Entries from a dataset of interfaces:
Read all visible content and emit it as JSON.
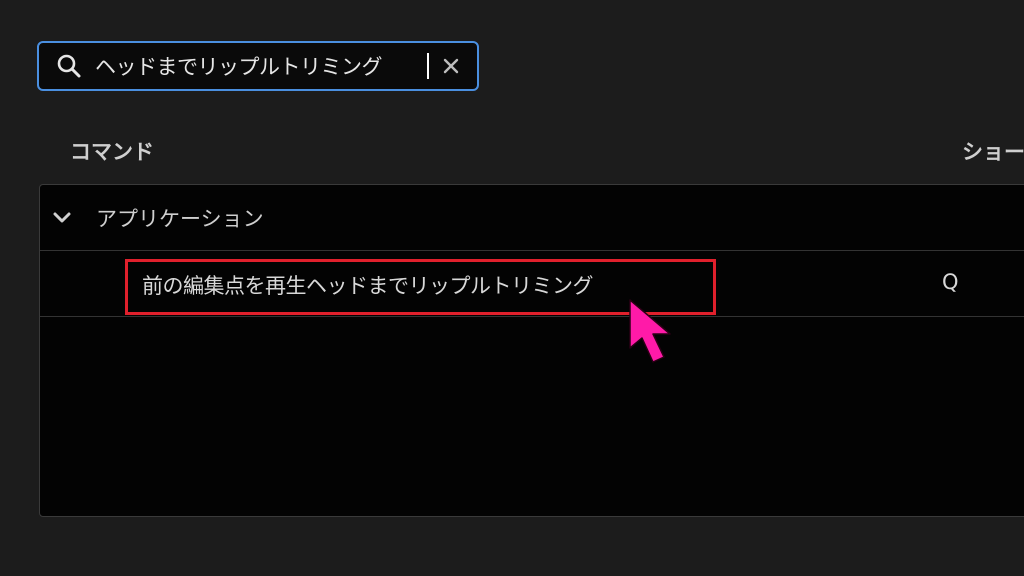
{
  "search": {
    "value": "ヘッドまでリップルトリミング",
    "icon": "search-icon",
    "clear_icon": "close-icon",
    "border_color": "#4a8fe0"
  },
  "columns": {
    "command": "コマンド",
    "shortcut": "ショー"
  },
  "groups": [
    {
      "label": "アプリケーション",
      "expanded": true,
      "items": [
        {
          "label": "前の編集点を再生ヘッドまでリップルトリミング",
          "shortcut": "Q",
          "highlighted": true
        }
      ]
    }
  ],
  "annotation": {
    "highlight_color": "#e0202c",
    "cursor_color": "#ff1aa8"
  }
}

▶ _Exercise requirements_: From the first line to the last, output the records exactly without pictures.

▶ _Exercise result_:
Read all visible content and emit it as JSON.
{
  "search": {
    "value": "ヘッドまでリップルトリミング",
    "icon": "search-icon",
    "clear_icon": "close-icon",
    "border_color": "#4a8fe0"
  },
  "columns": {
    "command": "コマンド",
    "shortcut": "ショー"
  },
  "groups": [
    {
      "label": "アプリケーション",
      "expanded": true,
      "items": [
        {
          "label": "前の編集点を再生ヘッドまでリップルトリミング",
          "shortcut": "Q",
          "highlighted": true
        }
      ]
    }
  ],
  "annotation": {
    "highlight_color": "#e0202c",
    "cursor_color": "#ff1aa8"
  }
}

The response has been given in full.